Telephone numbers in Canada follow the fixed-length format of the North American Numbering Plan (NANP) of a three-digit area code, a three-digit central office code (or exchange code), and a four-digit station or line code. This is represented as NPA NXX XXXX.
The trunk prefix for dialing long-distance calls, across numbering plan area (NPA) boundaries within Canada or to other NANP countries, is also 1.
Local calls from Canadian landlines are dialled without the trunk prefix. Overseas calls to locations outside the NANP are dialled with the 011 international prefix, followed by the country code and the national significant number.
Canada was divided into nine numbering plan areas with unique area codes in 1947 when the American Telephone and Telegraph Company (AT&T) designed the first comprehensive telephone numbering plan for the North American continent for Operator Toll Dialing. This was an effort to speed up the connection time of long-distance telephone calls, by eliminating a large group of intermediate telephone operators, and implementing destination code routing. The effort eventually led to Direct Distance Dialing (DDD) by telephone subscribers, and the North American Numbering Plan.
Yukon, and the far northern regions, nor Newfoundland and Labrador which was a British dominion at the time, were not included in the first assignments of 1947, for lack of telephone service. Locations with service bordering a numbering plan area, were later served with codes of the regional carriers, such as Northwestel, with toll-routing infrastructure.
|Province / Territory||Area codes
by expansion and splits
|Alberta||403||780||368, 587, 825|
|British Columbia||604||250||236, 672, 778|
|Newfoundland and Labrador||(902)*, 709|
|Nova Scotia and Prince Edward Island||902||782|
|Ontario||416, 613||519, 705, 807, 905||226, 249, 289, 343, 365, 437, 548, 647, 683, 742, 753|
|Quebec||418, 514||450, 819||263, 354, 367, 438, 468, 579, 581, 873|
|Yukon, Northwest Territories, and Nunavut||(403, 418, 819)**, 867|
* Area code was withdrawn from area
** served by codes of regional carriers
No area codes have been split in Canada since 1999.
Mobile phone numbers are not uniquely different from land-line numbers, and thus follow the same rules for format and area code. Numbers may be ported between landline and mobile. The rarely used non-geographic area code 600 is an exception to this pattern (non-portable, and allows caller-pays-airtime satellite telephony); some independent landline exchanges are also non-portable.
Mobile phone providers support either CDMA or GSM; both are being supplanted by UMTS. Telus shut down its CDMA in mid-2015; Bell Mobility's CDMA network, the country's last major provider of that type, went dark on January 1, 2017.
Toll-free and premium numbers
Non-geographic toll-free telephone numbers (800, 833, 844, 855, 866, 877, 888) and premium-rate telephone numbers (900) are allocated centrally by the NANP Administrator.
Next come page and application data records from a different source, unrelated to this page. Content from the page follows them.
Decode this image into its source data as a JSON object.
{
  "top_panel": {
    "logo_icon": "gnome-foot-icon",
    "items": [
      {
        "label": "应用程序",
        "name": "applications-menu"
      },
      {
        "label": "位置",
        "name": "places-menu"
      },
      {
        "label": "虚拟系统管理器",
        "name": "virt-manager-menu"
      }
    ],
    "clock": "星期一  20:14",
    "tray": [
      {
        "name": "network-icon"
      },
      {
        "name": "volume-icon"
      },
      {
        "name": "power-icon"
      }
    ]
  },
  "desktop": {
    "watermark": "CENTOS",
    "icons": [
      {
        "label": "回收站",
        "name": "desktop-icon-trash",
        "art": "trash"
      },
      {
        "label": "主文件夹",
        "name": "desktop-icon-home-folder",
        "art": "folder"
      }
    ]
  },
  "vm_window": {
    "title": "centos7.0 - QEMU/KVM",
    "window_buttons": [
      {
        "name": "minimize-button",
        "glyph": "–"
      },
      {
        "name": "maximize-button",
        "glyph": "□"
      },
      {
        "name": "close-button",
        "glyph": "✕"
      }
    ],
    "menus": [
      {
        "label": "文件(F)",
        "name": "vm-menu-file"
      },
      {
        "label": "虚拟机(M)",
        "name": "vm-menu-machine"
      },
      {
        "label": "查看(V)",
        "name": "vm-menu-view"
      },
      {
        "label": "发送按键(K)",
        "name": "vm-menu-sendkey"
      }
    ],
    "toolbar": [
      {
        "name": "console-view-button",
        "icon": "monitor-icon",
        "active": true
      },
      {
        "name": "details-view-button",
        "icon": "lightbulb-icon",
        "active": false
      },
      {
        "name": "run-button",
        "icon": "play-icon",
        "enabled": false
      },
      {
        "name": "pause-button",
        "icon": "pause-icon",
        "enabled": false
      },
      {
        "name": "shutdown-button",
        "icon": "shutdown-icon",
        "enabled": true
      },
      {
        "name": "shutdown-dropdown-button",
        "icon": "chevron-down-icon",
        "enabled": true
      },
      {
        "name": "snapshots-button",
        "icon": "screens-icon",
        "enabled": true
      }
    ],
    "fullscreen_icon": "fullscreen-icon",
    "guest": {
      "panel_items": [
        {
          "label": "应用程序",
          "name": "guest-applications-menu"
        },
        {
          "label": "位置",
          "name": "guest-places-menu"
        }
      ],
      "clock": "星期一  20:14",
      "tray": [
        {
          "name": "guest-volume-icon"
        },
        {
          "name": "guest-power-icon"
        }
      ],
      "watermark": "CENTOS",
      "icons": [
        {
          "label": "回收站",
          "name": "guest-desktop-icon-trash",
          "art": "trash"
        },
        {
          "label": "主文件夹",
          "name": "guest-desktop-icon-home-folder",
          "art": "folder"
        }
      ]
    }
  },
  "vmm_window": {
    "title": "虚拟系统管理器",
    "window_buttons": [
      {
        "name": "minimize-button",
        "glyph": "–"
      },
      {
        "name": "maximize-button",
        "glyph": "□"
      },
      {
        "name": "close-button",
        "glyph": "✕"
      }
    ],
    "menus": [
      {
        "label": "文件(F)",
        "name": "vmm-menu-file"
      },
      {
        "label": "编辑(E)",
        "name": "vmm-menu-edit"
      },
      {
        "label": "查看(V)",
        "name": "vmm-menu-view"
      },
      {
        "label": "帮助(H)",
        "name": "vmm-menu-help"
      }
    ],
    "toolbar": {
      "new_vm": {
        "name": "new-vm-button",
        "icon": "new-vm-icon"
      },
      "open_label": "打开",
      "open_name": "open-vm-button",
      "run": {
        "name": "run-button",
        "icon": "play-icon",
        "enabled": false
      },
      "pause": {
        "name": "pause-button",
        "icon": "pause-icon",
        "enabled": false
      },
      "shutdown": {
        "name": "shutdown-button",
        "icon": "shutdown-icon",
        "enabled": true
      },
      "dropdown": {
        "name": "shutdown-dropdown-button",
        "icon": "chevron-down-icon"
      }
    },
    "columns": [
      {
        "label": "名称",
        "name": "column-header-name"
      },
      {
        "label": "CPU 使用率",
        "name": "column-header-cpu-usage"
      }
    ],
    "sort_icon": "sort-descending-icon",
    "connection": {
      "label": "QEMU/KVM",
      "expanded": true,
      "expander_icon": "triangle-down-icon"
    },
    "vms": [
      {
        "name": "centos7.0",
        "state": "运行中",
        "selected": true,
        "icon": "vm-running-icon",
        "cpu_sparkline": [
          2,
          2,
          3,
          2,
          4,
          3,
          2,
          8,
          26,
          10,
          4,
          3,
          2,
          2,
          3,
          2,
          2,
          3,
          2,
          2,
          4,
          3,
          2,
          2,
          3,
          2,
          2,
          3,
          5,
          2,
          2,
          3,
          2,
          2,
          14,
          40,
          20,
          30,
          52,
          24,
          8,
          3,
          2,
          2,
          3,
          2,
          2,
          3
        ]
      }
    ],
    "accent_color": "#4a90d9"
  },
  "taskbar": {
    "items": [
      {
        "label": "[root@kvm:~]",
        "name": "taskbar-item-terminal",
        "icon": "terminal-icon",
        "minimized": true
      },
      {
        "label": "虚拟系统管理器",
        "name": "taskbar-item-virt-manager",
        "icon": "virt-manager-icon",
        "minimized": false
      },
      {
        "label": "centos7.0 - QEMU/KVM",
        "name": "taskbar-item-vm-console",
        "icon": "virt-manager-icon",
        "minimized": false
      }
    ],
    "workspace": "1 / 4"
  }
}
Calls to telephone numbers with the central office code 976 are billed as expensive premium calls.
Telephone number representation
Canadian (and other North American Numbering Plan) telephone numbers are usually written as NPA-NXX-XXXX. For example, 250 555 0199, a fictional number, could be written as (250) 555-0199, 250-555-0199, 250-5550199, or 250/555-0199. The Government of Canada's Translation Bureau recommends using hyphens between groups; e.g. 250-555-0199. Using the format specified by the International Telecommunication Union (ITU) in Recommendation E.164 for telephone numbers, a Canadian number is written as +1NPANXXXXXX, with no spaces, hyphens, or other characters; e.g. +12505550199.
- "How to Write Telephone Numbers in Canada". Translation Bureau, Public Works and Government Services Canada. Archived from the original on April 25, 2016.
- "Bell lays out plan to shutter its CDMA network by January 1st, 2017". MobileSyrup. April 9, 2014. Retrieved February 10, 2022.
- "FCC Announces Release of New 833 Toll Free Prefix - ATL Communications". atlc.com. Archived from the original on February 27, 2018.
- "To Drop or Not to Drop Parentheses in Telephone Numbers". Resources of the Language Portal of Canada – Languages – Canadian identity and society – Culture, history and sport – Canada.ca. December 6, 2019. Retrieved February 10, 2022.